When it comes to EHRs, design matters
I’ve been writing a lot about social media these days if you haven’t noticed.
It isn’t because I’m fascinated with the actual tools, many of them will have disappeared in the next couple of years. Rather, it is one of the most poignant examples of the incredible participation rates that great user design can induce. The possibilities of how this can transform government and key public issues have me mesmerized.
No public issue is as front and center these days as health care. Leland Berkwits, M.D. wrote into ModernHealthcare.com questioning the conclusions from a study conducted by a group of educators at the University of Illinois at Chicago College of Medicine.
The study was to answer the question: “Does the medical-school curriculum adequately prepare students to diagnose and treat patients using an electronic health record?”
The conclusion Dr. Berkwits questioned?
Rachel Yudkowsky, associate professor and director of the university’s clinical performance center and part of the group that conducted the study concluded that, “What we found is that the students all looked in the medical record, but the majority of them didn’t find the information. We might need to work with the students on how you scan the record because the record is complicated.”
Dr. Berkwits in his letter brings up a compelling point which is that conventional EHRs, not the physicians or students are the problem.
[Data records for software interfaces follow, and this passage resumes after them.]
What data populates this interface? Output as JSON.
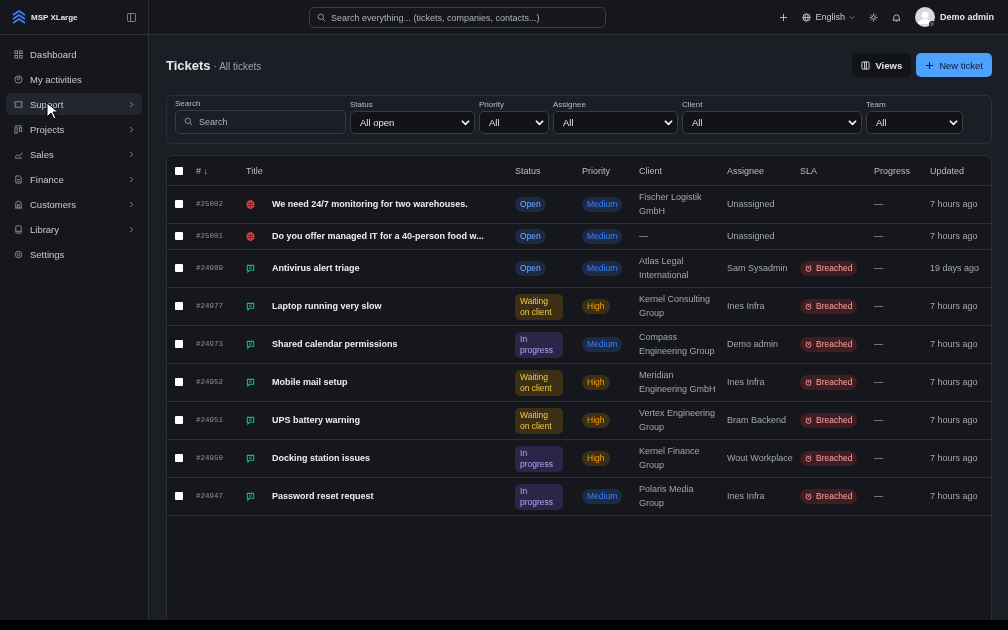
{
  "brand": {
    "name": "MSP XLarge"
  },
  "sidebar": {
    "items": [
      {
        "label": "Dashboard",
        "expandable": false,
        "highlighted": false
      },
      {
        "label": "My activities",
        "expandable": false,
        "highlighted": false
      },
      {
        "label": "Support",
        "expandable": true,
        "highlighted": true
      },
      {
        "label": "Projects",
        "expandable": true,
        "highlighted": false
      },
      {
        "label": "Sales",
        "expandable": true,
        "highlighted": false
      },
      {
        "label": "Finance",
        "expandable": true,
        "highlighted": false
      },
      {
        "label": "Customers",
        "expandable": true,
        "highlighted": false
      },
      {
        "label": "Library",
        "expandable": true,
        "highlighted": false
      },
      {
        "label": "Settings",
        "expandable": false,
        "highlighted": false
      }
    ]
  },
  "topbar": {
    "search_placeholder": "Search everything... (tickets, companies, contacts...)",
    "language": "English",
    "user": "Demo admin"
  },
  "page": {
    "title": "Tickets",
    "subtitle": "· All tickets",
    "buttons": [
      {
        "label": "Views",
        "kind": "secondary"
      },
      {
        "label": "New ticket",
        "kind": "primary"
      }
    ]
  },
  "filters": {
    "search": {
      "label": "Search",
      "placeholder": "Search"
    },
    "selects": [
      {
        "label": "Status",
        "value": "All open"
      },
      {
        "label": "Priority",
        "value": "All"
      },
      {
        "label": "Assignee",
        "value": "All"
      },
      {
        "label": "Client",
        "value": "All"
      },
      {
        "label": "Team",
        "value": "All"
      }
    ]
  },
  "table": {
    "select_all_checked": false,
    "columns": [
      "# ↓",
      "Title",
      "Status",
      "Priority",
      "Client",
      "Assignee",
      "SLA",
      "Progress",
      "Updated"
    ],
    "rows": [
      {
        "id": "#25002",
        "kind": "web",
        "title": "We need 24/7 monitoring for two warehouses.",
        "status": {
          "label": "Open",
          "kind": "open"
        },
        "priority": {
          "label": "Medium",
          "kind": "medium"
        },
        "client": "Fischer Logistik GmbH",
        "assignee": "Unassigned",
        "sla": null,
        "progress": "—",
        "updated": "7 hours ago",
        "checked": false
      },
      {
        "id": "#25001",
        "kind": "web",
        "title": "Do you offer managed IT for a 40-person food w...",
        "status": {
          "label": "Open",
          "kind": "open"
        },
        "priority": {
          "label": "Medium",
          "kind": "medium"
        },
        "client": "—",
        "assignee": "Unassigned",
        "sla": null,
        "progress": "—",
        "updated": "7 hours ago",
        "checked": false
      },
      {
        "id": "#24989",
        "kind": "chat",
        "title": "Antivirus alert triage",
        "status": {
          "label": "Open",
          "kind": "open"
        },
        "priority": {
          "label": "Medium",
          "kind": "medium"
        },
        "client": "Atlas Legal International",
        "assignee": "Sam Sysadmin",
        "sla": "Breached",
        "progress": "—",
        "updated": "19 days ago",
        "checked": false
      },
      {
        "id": "#24977",
        "kind": "chat",
        "title": "Laptop running very slow",
        "status": {
          "label": "Waiting on client",
          "kind": "waiting"
        },
        "priority": {
          "label": "High",
          "kind": "high"
        },
        "client": "Kernel Consulting Group",
        "assignee": "Ines Infra",
        "sla": "Breached",
        "progress": "—",
        "updated": "7 hours ago",
        "checked": false
      },
      {
        "id": "#24973",
        "kind": "chat",
        "title": "Shared calendar permissions",
        "status": {
          "label": "In progress",
          "kind": "progress"
        },
        "priority": {
          "label": "Medium",
          "kind": "medium"
        },
        "client": "Compass Engineering Group",
        "assignee": "Demo admin",
        "sla": "Breached",
        "progress": "—",
        "updated": "7 hours ago",
        "checked": false
      },
      {
        "id": "#24952",
        "kind": "chat",
        "title": "Mobile mail setup",
        "status": {
          "label": "Waiting on client",
          "kind": "waiting"
        },
        "priority": {
          "label": "High",
          "kind": "high"
        },
        "client": "Meridian Engineering GmbH",
        "assignee": "Ines Infra",
        "sla": "Breached",
        "progress": "—",
        "updated": "7 hours ago",
        "checked": false
      },
      {
        "id": "#24951",
        "kind": "chat",
        "title": "UPS battery warning",
        "status": {
          "label": "Waiting on client",
          "kind": "waiting"
        },
        "priority": {
          "label": "High",
          "kind": "high"
        },
        "client": "Vertex Engineering Group",
        "assignee": "Bram Backend",
        "sla": "Breached",
        "progress": "—",
        "updated": "7 hours ago",
        "checked": false
      },
      {
        "id": "#24950",
        "kind": "chat",
        "title": "Docking station issues",
        "status": {
          "label": "In progress",
          "kind": "progress"
        },
        "priority": {
          "label": "High",
          "kind": "high"
        },
        "client": "Kernel Finance Group",
        "assignee": "Wout Workplace",
        "sla": "Breached",
        "progress": "—",
        "updated": "7 hours ago",
        "checked": false
      },
      {
        "id": "#24947",
        "kind": "chat",
        "title": "Password reset request",
        "status": {
          "label": "In progress",
          "kind": "progress"
        },
        "priority": {
          "label": "Medium",
          "kind": "medium"
        },
        "client": "Polaris Media Group",
        "assignee": "Ines Infra",
        "sla": "Breached",
        "progress": "—",
        "updated": "7 hours ago",
        "checked": false
      }
    ]
  }
}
He noted as a practicing physician for the past 17 years and having used 5 different systems, none of them were “intuitively easy to use”.
It seems that those that conducted the study and Dr. Berkwits would agree on one issue. Whether it is the EHR or the training of the physician, the disconnect does lead to more user errors such as medication errors that could harm patients.
Aren’t these incidents EHRs are suppose to reduce?
In the interest of fewer errors and achieving the adoption rates needed around meaningful use, it behooves us to make EHRs more intuitive to use. It is much easier and predictable to mold technology around the user than to try to change human behavior.